### Problem requirements
Each line of the listing that holds "watermark" counts once; report how many there are, and nothing more.

* * * * * * * * *

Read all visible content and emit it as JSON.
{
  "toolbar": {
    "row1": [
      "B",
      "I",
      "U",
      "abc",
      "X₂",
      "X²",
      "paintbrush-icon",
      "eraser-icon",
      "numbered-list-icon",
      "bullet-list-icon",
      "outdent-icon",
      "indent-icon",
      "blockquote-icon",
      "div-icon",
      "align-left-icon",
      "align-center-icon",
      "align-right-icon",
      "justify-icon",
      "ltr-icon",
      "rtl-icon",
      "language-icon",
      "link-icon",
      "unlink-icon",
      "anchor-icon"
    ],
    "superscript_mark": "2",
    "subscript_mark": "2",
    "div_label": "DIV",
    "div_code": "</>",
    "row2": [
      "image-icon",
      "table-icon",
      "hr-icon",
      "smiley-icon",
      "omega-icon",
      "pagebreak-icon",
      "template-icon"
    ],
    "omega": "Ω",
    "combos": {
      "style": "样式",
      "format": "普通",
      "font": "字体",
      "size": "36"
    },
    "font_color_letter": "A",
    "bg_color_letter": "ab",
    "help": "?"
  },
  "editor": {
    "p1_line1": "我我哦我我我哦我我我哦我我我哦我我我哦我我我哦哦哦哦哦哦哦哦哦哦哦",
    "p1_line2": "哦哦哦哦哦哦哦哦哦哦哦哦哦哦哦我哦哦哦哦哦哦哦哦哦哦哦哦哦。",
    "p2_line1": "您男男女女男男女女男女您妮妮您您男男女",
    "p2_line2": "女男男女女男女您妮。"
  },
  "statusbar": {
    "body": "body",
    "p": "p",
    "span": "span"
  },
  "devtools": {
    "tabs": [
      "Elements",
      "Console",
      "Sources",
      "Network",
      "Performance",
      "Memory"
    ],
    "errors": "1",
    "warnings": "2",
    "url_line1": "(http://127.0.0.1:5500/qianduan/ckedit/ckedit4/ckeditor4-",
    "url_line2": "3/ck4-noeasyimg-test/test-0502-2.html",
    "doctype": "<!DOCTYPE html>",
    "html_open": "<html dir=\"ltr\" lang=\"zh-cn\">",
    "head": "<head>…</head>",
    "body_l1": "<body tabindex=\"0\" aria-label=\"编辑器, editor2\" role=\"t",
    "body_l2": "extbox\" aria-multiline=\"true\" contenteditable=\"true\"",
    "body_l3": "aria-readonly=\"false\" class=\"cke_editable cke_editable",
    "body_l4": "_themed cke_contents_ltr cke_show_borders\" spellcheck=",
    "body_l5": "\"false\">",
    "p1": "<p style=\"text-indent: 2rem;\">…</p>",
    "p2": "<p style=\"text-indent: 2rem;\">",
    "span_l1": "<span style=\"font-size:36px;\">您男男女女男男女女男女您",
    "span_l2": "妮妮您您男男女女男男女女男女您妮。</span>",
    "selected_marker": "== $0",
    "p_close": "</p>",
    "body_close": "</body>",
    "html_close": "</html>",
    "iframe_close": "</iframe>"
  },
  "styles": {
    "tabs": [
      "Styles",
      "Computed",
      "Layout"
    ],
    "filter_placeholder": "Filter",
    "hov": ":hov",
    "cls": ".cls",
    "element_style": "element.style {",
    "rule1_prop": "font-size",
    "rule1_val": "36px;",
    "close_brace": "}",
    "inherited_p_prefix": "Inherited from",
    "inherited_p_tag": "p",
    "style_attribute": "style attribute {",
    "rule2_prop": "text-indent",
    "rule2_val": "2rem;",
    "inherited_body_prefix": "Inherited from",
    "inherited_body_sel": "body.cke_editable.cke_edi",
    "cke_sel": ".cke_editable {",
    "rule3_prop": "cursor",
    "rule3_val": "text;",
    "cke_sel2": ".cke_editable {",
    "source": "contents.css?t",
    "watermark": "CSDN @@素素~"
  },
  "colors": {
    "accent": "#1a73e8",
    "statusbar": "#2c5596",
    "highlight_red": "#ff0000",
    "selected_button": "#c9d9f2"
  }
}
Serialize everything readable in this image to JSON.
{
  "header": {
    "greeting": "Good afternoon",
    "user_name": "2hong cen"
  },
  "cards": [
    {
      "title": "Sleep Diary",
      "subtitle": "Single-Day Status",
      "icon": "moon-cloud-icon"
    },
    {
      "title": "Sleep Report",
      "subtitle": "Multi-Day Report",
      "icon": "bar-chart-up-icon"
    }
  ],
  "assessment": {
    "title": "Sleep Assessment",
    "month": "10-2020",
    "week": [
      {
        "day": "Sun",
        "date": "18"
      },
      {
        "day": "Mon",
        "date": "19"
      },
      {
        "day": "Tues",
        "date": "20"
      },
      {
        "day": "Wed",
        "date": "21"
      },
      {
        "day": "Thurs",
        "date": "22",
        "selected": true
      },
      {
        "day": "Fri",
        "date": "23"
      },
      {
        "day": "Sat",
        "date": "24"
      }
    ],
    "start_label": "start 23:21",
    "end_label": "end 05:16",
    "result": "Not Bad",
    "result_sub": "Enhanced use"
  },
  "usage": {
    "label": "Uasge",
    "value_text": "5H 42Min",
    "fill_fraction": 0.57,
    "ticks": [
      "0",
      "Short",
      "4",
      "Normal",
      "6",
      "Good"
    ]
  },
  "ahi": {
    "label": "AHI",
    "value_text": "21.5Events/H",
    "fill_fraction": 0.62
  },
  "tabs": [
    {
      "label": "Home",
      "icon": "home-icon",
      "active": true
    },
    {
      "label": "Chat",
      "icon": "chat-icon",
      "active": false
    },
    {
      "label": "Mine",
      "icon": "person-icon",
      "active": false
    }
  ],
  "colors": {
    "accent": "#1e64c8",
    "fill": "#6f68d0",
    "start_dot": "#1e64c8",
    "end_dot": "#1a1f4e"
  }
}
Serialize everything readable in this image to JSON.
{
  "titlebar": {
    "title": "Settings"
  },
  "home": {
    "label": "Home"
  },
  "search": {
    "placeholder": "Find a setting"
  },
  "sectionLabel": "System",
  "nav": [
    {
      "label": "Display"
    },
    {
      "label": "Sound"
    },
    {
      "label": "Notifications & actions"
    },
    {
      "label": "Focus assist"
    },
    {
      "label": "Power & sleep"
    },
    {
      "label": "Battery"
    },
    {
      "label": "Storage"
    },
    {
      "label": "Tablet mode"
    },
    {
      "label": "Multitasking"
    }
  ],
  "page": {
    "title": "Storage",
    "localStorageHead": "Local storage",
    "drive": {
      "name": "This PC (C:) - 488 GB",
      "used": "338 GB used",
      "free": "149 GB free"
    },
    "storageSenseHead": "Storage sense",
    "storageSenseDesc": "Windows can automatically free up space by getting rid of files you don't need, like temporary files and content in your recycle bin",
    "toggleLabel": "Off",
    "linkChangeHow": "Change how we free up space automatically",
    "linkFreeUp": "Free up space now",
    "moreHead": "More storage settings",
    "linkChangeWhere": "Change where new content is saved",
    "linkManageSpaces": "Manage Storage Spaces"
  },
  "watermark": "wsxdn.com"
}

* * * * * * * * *

### Answer area
2